YOUR INSTRUCTIONS
Report every line of the records below that includes the string "JSON".
==== THE INPUT ====
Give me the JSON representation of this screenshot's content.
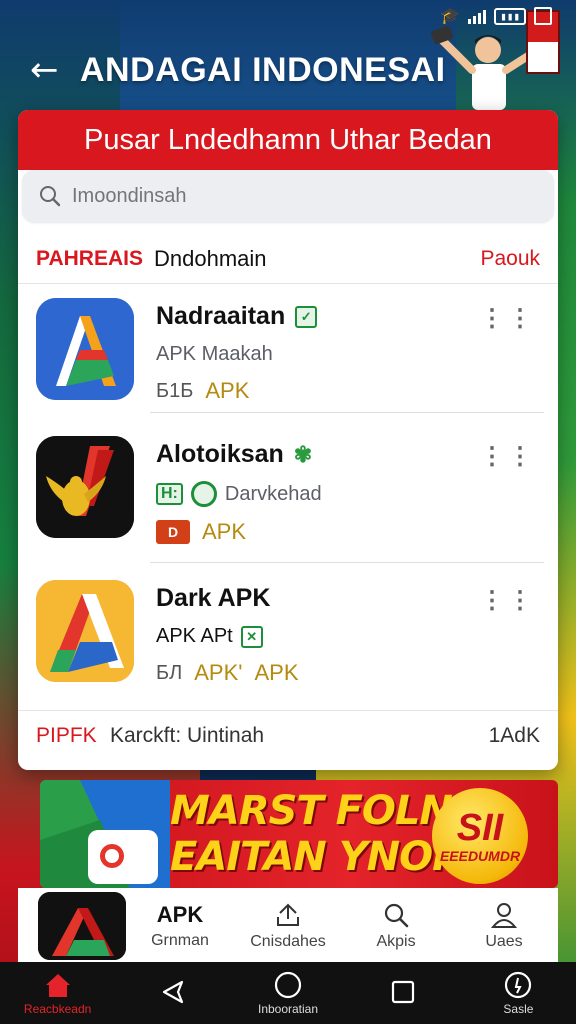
{
  "header": {
    "title": "ANDAGAI INDONESAI"
  },
  "card": {
    "heading": "Pusar Lndedhamn Uthar Bedan",
    "search": {
      "placeholder": "Imoondinsah"
    },
    "section": {
      "left": "PAHREAIS",
      "middle": "Dndohmain",
      "right": "Paouk"
    },
    "apps": [
      {
        "name": "Nadraaitan",
        "sub": "APK Maakah",
        "meta_prefix": "Б1Б",
        "apk": "APK"
      },
      {
        "name": "Alotoiksan",
        "sub_badge": "H:",
        "sub": "Darvkehad",
        "apk": "APK"
      },
      {
        "name": "Dark APK",
        "sub": "APK APt",
        "meta_prefix": "БЛ",
        "apk": "APK'",
        "apk2": "APK"
      }
    ],
    "info_row": {
      "left": "PIPFK",
      "middle": "Karckft: Uintinah",
      "right": "1AdK"
    }
  },
  "banner": {
    "line1": "MARST FOLN",
    "line2": "EAITAN YNOKS",
    "coin_big": "SII",
    "coin_small": "EEEDUMDR"
  },
  "app_nav": {
    "items": [
      {
        "top": "APK",
        "label": "Grnman"
      },
      {
        "label": "Cnisdahes"
      },
      {
        "label": "Akpis"
      },
      {
        "label": "Uaes"
      }
    ]
  },
  "system_nav": {
    "items": [
      {
        "label": "Reacbkeadn"
      },
      {
        "label": ""
      },
      {
        "label": "Inbooratian"
      },
      {
        "label": ""
      },
      {
        "label": "Sasle"
      }
    ]
  },
  "colors": {
    "brand_red": "#d9171f",
    "apk_gold": "#b48a10",
    "banner_yellow": "#ffd21a"
  }
}
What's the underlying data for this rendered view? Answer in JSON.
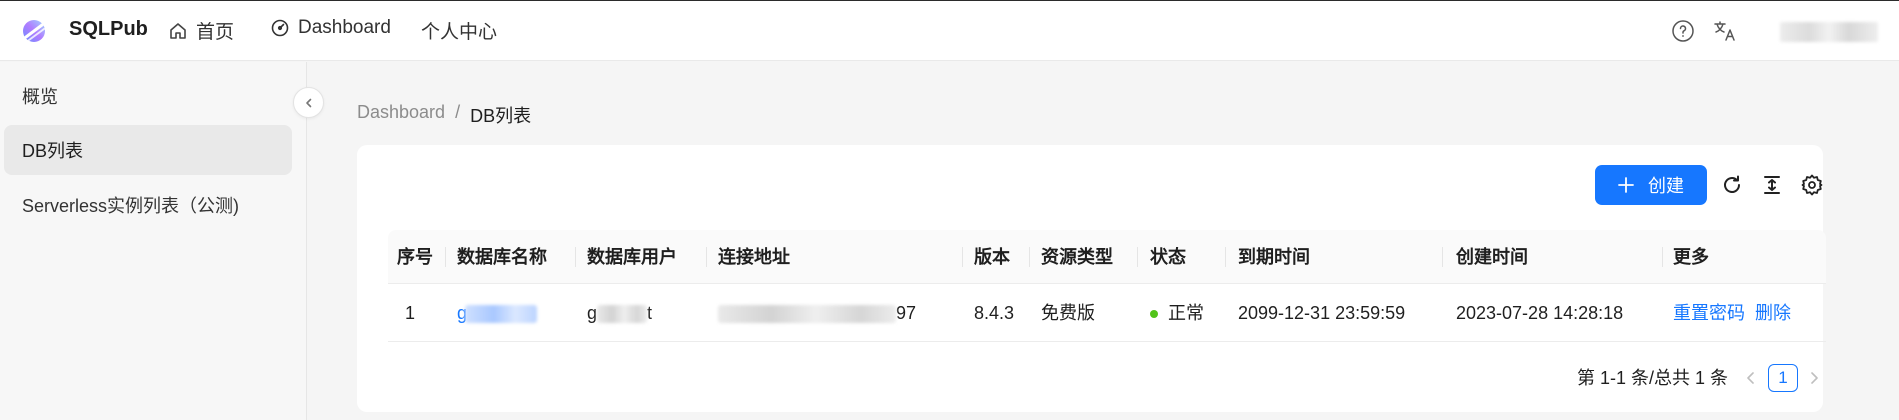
{
  "header": {
    "app_name": "SQLPub",
    "nav": [
      {
        "label": "首页",
        "icon": "home-icon"
      },
      {
        "label": "Dashboard",
        "icon": "dashboard-icon"
      },
      {
        "label": "个人中心"
      }
    ],
    "right_icons": [
      "help-icon",
      "translate-icon"
    ]
  },
  "sidebar": {
    "items": [
      {
        "label": "概览",
        "active": false
      },
      {
        "label": "DB列表",
        "active": true
      },
      {
        "label": "Serverless实例列表（公测)",
        "active": false
      }
    ]
  },
  "breadcrumb": {
    "parent": "Dashboard",
    "separator": "/",
    "current": "DB列表"
  },
  "toolbar": {
    "create_label": "创建",
    "icons": [
      "reload-icon",
      "density-icon",
      "settings-icon"
    ]
  },
  "table": {
    "columns": [
      "序号",
      "数据库名称",
      "数据库用户",
      "连接地址",
      "版本",
      "资源类型",
      "状态",
      "到期时间",
      "创建时间",
      "更多"
    ],
    "rows": [
      {
        "index": "1",
        "db_name_visible": "g",
        "db_user_prefix": "g",
        "db_user_suffix": "t",
        "address_suffix": "97",
        "version": "8.4.3",
        "resource_type": "免费版",
        "status": "正常",
        "expire_time": "2099-12-31 23:59:59",
        "create_time": "2023-07-28 14:28:18",
        "actions": [
          "重置密码",
          "删除"
        ]
      }
    ]
  },
  "pagination": {
    "summary": "第 1-1 条/总共 1 条",
    "current_page": "1"
  },
  "colors": {
    "primary": "#1677ff",
    "status_ok": "#52c41a"
  }
}
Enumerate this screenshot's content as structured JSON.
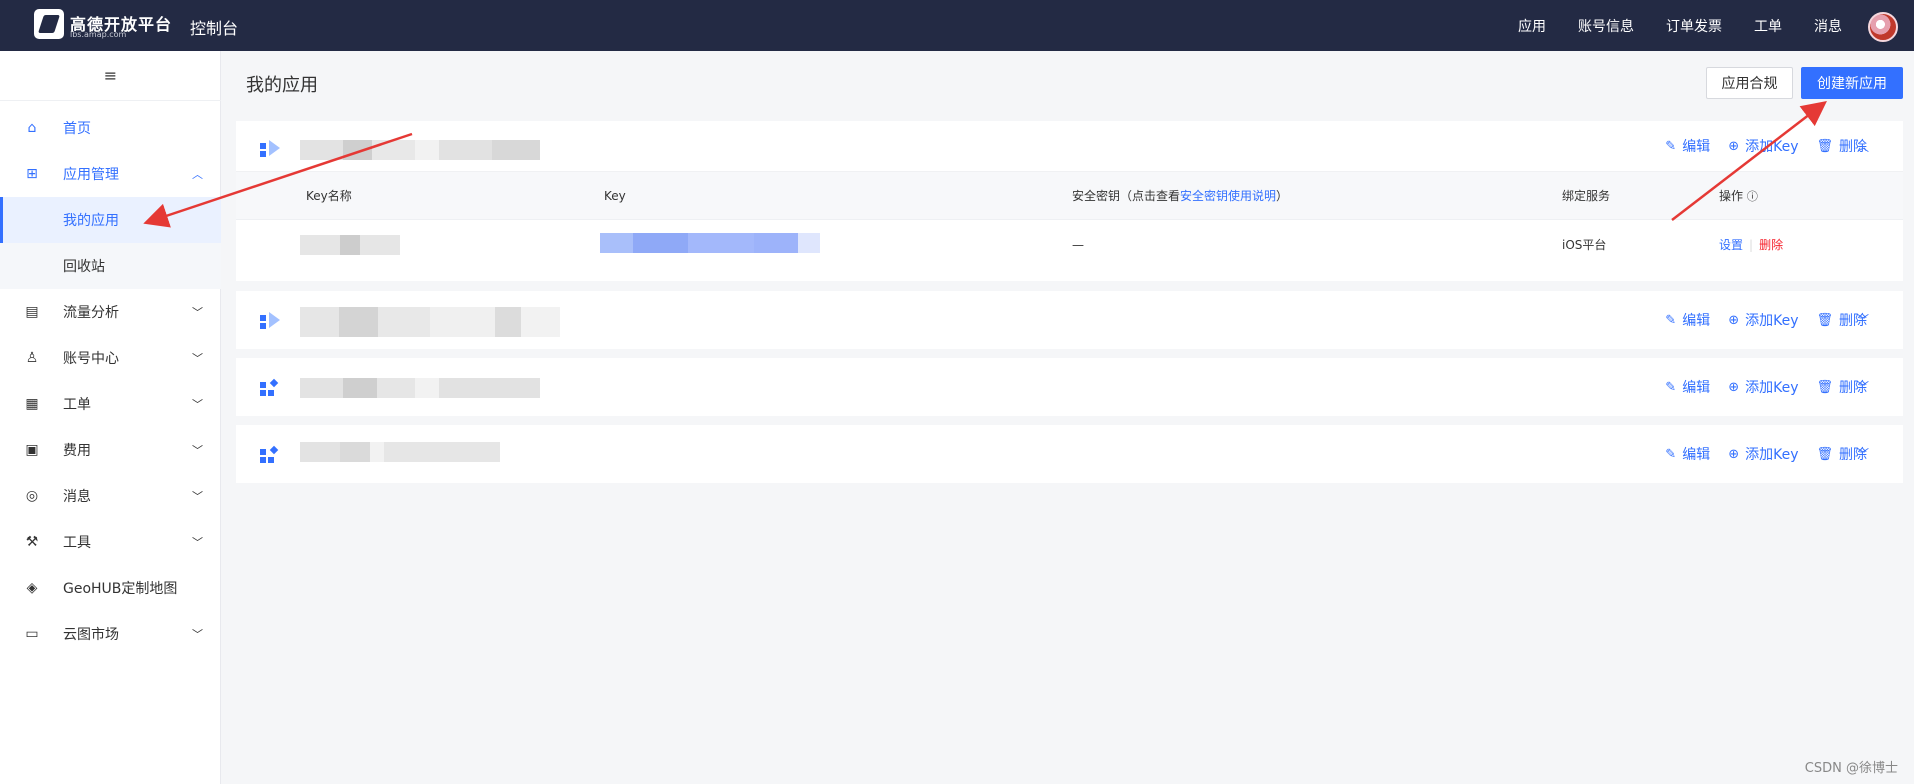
{
  "topbar": {
    "logo_text": "高德开放平台",
    "logo_sub": "lbs.amap.com",
    "console": "控制台",
    "nav": [
      "应用",
      "账号信息",
      "订单发票",
      "工单",
      "消息"
    ]
  },
  "sidebar": {
    "collapse_icon": "≡",
    "items": [
      {
        "label": "首页",
        "icon": "home-icon",
        "glyph": "⌂"
      },
      {
        "label": "应用管理",
        "icon": "grid-icon",
        "glyph": "⊞",
        "expanded": true
      },
      {
        "label": "流量分析",
        "icon": "chart-icon",
        "glyph": "▤"
      },
      {
        "label": "账号中心",
        "icon": "user-icon",
        "glyph": "♙"
      },
      {
        "label": "工单",
        "icon": "ticket-icon",
        "glyph": "▦"
      },
      {
        "label": "费用",
        "icon": "fee-icon",
        "glyph": "▣"
      },
      {
        "label": "消息",
        "icon": "message-icon",
        "glyph": "◎"
      },
      {
        "label": "工具",
        "icon": "wrench-icon",
        "glyph": "⚒"
      },
      {
        "label": "GeoHUB定制地图",
        "icon": "layers-icon",
        "glyph": "◈"
      },
      {
        "label": "云图市场",
        "icon": "store-icon",
        "glyph": "▭"
      }
    ],
    "subitems": [
      "我的应用",
      "回收站"
    ]
  },
  "main": {
    "title": "我的应用",
    "btn_compliance": "应用合规",
    "btn_create": "创建新应用",
    "actions": {
      "edit": "编辑",
      "add_key": "添加Key",
      "delete": "删除"
    },
    "table": {
      "headers": [
        "Key名称",
        "Key",
        "安全密钥（点击查看",
        "安全密钥使用说明",
        "）",
        "绑定服务",
        "操作"
      ],
      "row": {
        "secret": "—",
        "service": "iOS平台",
        "settings": "设置",
        "delete": "删除"
      }
    }
  },
  "watermark": "CSDN @徐博士",
  "colors": {
    "accent": "#3370ff",
    "topbar": "#232a44",
    "danger": "#f5222d",
    "annotation": "#e53935"
  }
}
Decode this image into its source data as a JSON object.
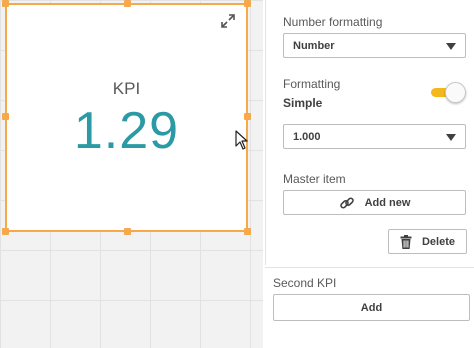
{
  "kpi": {
    "label": "KPI",
    "value": "1.29",
    "value_color": "#2b9aa5",
    "selection_color": "#f5a94a",
    "expand_icon": "expand-icon",
    "cursor_icon": "pointer-cursor-icon"
  },
  "panel": {
    "number_formatting_label": "Number formatting",
    "number_formatting_value": "Number",
    "formatting_label": "Formatting",
    "formatting_mode": "Simple",
    "formatting_toggle_on": true,
    "toggle_color": "#f3b81c",
    "format_pattern_value": "1.000",
    "master_item_label": "Master item",
    "add_new_label": "Add new",
    "add_new_icon": "link-icon",
    "delete_label": "Delete",
    "delete_icon": "trash-icon",
    "second_kpi_label": "Second KPI",
    "add_label": "Add"
  }
}
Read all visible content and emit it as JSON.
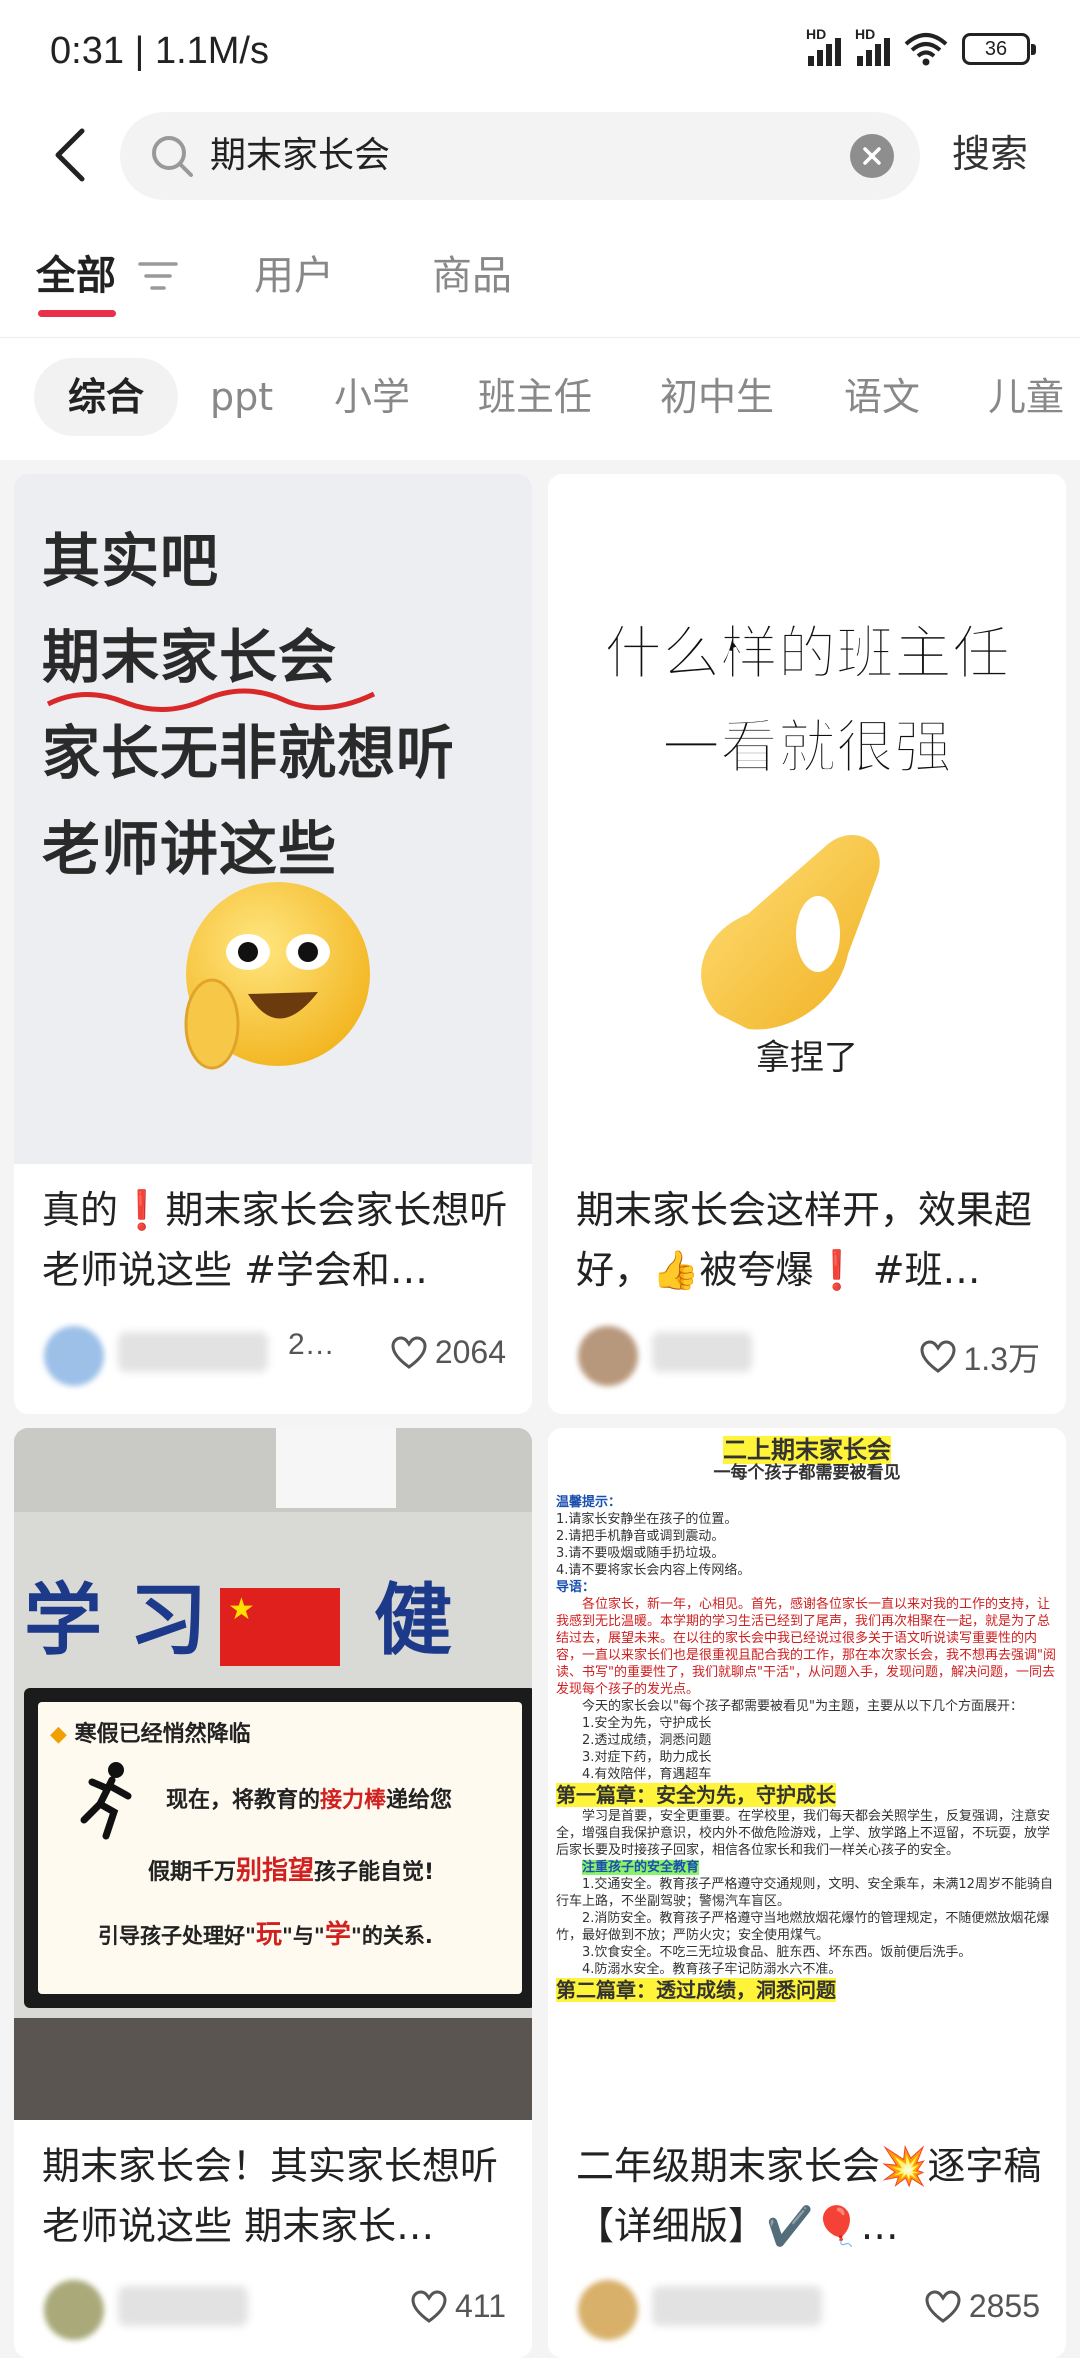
{
  "status_bar": {
    "time": "0:31 | 1.1M/s",
    "signal_1": "HD",
    "signal_2": "HD",
    "battery": "36"
  },
  "header": {
    "query": "期末家长会",
    "search_button": "搜索"
  },
  "tabs": [
    {
      "label": "全部"
    },
    {
      "label": "用户"
    },
    {
      "label": "商品"
    }
  ],
  "chips": [
    "综合",
    "ppt",
    "小学",
    "班主任",
    "初中生",
    "语文",
    "儿童"
  ],
  "feed": [
    {
      "title": "真的❗期末家长会家长想听老师说这些 #学会和…",
      "author_partial": "2…",
      "likes": "2064",
      "cover": {
        "lines": [
          "其实吧",
          "期末家长会",
          "家长无非就想听",
          "老师讲这些"
        ]
      }
    },
    {
      "title": "期末家长会这样开，效果超好，👍被夸爆❗ #班…",
      "likes": "1.3万",
      "cover": {
        "lines": [
          "什么样的班主任",
          "一看就很强"
        ],
        "caption": "拿捏了"
      }
    },
    {
      "title": "期末家长会！其实家长想听老师说这些 期末家长…",
      "likes": "411",
      "cover": {
        "banner_left": "学 习",
        "banner_right": "健 康",
        "board_heading": "寒假已经悄然降临",
        "board_line1_pre": "现在，将教育的",
        "board_line1_hl": "接力棒",
        "board_line1_post": "递给您",
        "board_line2_pre": "假期千万",
        "board_line2_hl": "别指望",
        "board_line2_post": "孩子能自觉!",
        "board_line3_pre": "引导孩子处理好\"",
        "board_line3_hl1": "玩",
        "board_line3_mid": "\"与\"",
        "board_line3_hl2": "学",
        "board_line3_post": "\"的关系."
      }
    },
    {
      "title": "二年级期末家长会💥逐字稿【详细版】✔️🎈…",
      "likes": "2855",
      "cover": {
        "doc_title": "二上期末家长会",
        "doc_subtitle": "一每个孩子都需要被看见",
        "tip_heading": "温馨提示：",
        "tips": [
          "1.请家长安静坐在孩子的位置。",
          "2.请把手机静音或调到震动。",
          "3.请不要吸烟或随手扔垃圾。",
          "4.请不要将家长会内容上传网络。"
        ],
        "guide_heading": "导语：",
        "guide_text": "各位家长，新一年，心相见。首先，感谢各位家长一直以来对我的工作的支持，让我感到无比温暖。本学期的学习生活已经到了尾声，我们再次相聚在一起，就是为了总结过去，展望未来。在以往的家长会中我已经说过很多关于语文听说读写重要性的内容，一直以来家长们也是很重视且配合我的工作，那在本次家长会，我不想再去强调\"阅读、书写\"的重要性了，我们就聊点\"干活\"，从问题入手，发现问题，解决问题，一同去发现每个孩子的发光点。",
        "intro_text": "今天的家长会以\"每个孩子都需要被看见\"为主题，主要从以下几个方面展开：",
        "topics": [
          "1.安全为先，守护成长",
          "2.透过成绩，洞悉问题",
          "3.对症下药，助力成长",
          "4.有效陪伴，育遇超车"
        ],
        "chapter1": "第一篇章：安全为先，守护成长",
        "chapter1_text": "学习是首要，安全更重要。在学校里，我们每天都会关照学生，反复强调，注意安全，增强自我保护意识，校内外不做危险游戏，上学、放学路上不逗留，不玩耍，放学后家长要及时接孩子回家，相信各位家长和我们一样关心孩子的安全。",
        "safety_heading": "注重孩子的安全教育",
        "safety_items": [
          "1.交通安全。教育孩子严格遵守交通规则，文明、安全乘车，未满12周岁不能骑自行车上路，不坐副驾驶；警惕汽车盲区。",
          "2.消防安全。教育孩子严格遵守当地燃放烟花爆竹的管理规定，不随便燃放烟花爆竹，最好做到不放；严防火灾；安全使用煤气。",
          "3.饮食安全。不吃三无垃圾食品、脏东西、坏东西。饭前便后洗手。",
          "4.防溺水安全。教育孩子牢记防溺水六不准。"
        ],
        "chapter2": "第二篇章：透过成绩，洞悉问题"
      }
    }
  ],
  "colors": {
    "accent": "#e8304a",
    "like_icon": "#555555"
  },
  "icons": [
    "back-icon",
    "search-icon",
    "clear-icon",
    "filter-icon",
    "heart-icon",
    "wifi-icon",
    "signal-icon",
    "battery-icon"
  ]
}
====
FINISHED EXERCISE
Give me the JSON representation of this screenshot's content.
What's the underlying data for this rendered view? Answer in JSON.
Enumerate this screenshot's content as structured JSON.
Decode this image into its source data as a JSON object.
Read all visible content and emit it as JSON.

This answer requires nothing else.